Edward Mulhare and Hope Lange

Edward Mulhare and Hope Lange by NBC Television (eBay item photo front photo back) [Public domain], via Wikimedia Commons

Lately, I’ve been DVRing a few old TV shows. When I was kid, I was hooked on The Ghost and Mrs. Muir.  The idea behind the series came from a 1947 movie by the same name, but I didn’t know that at the time. Although the TV series was short-lived—two seasons—it was enough for me to fall madly in love with Edward Mulhare in the role of Captain Gregg. He was the “ghost” in the series title, a dashing sea captain who finds his home invaded by a young widow, her two small children, their maid, and a dog. Although the original movie was drama, the TV series played for comedy with romantic sparks flying between the stalwart Captain Gregg, and Mrs. Muir, the lovely widow. Watching it now, it’s horribly dated, but still makes me smile. Hubby, on the other hand can’t see the attraction.

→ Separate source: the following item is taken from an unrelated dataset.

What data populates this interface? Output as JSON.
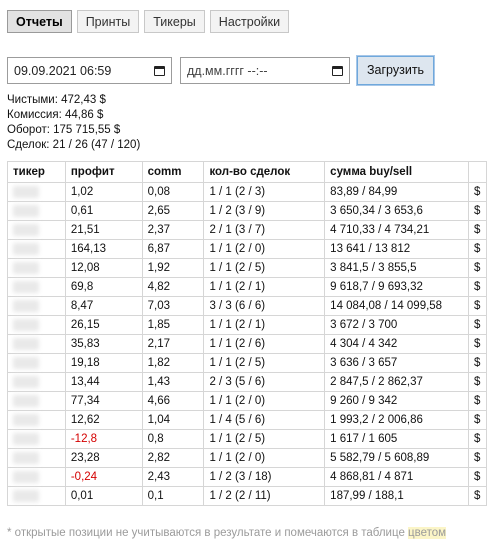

Johnny Crawford and Chuck Connors of The Rifleman TV western

Johnny Crawford and Chuck Conners of The Rifleman by ABC Television (eBay item photo front photo back) [Public domain], via Wikimedia Commons

We do, however, enjoy another old series, produced before I was born. The Rifleman is a western about Lucas McCain, a widower and Civil War veteran who is raising his young son, Mark, on his own. Although Chuck Conners in the title role gets to do a lot of fancy shooting with his specially modified rifle, the heart of the series is about the relationship between father and son. I’m a sucker for that stuff.

I was completely unfamiliar with The Rifleman until my husband found it on an obscure channel and got me hooked. The other night we watched an episode that aired in 1962. Mark and Lucas are cleaning up dinner dishes. Thoroughly enjoying the episode, I made the comment to hubby that “I’m gone on this series.”

This is the dialogue exchange between Mark and Lucas that immediately followed my comment:

Mark: (standing at sink and looking at a dirty dish) This isn’t clean, Pa.

Lucas: I guess that just goes to show the best dish washer is still a woman.

*Hysterical laughter from my husband*
*Yelling at the TV from me*

Husband: Are you gone on it now?

When I got done yelling (and he wiped his eyes from laughing so hard), I reminded myself the episode aired in 1962. Not only that, it reflected a time frame not long after the Civil War. Even if the episode was remade today, the mentality would be correct for the time period in which the show was set. Hard as that dialogue exchange is to swallow, there is nothing wrong with it when placed in perspective.

I remember writing a short story set in the 70s and cringing when I had to use the term stewardess instead of flight attendant. But I grew up hearing that term and it was correct for the time.

We all try to be authentic in our writing, but are there phrases you’ve had to use (based upon an era or time period) that made you cringe? Can you think of any example like mine from The Rifleman that made you roll your eyes or laugh? Heck, maybe you just want to tell me what silly old TV show you still remember fondly, despite the fact it would send PC monitors shrieking into the wild.

Let’s have some fun in the comments!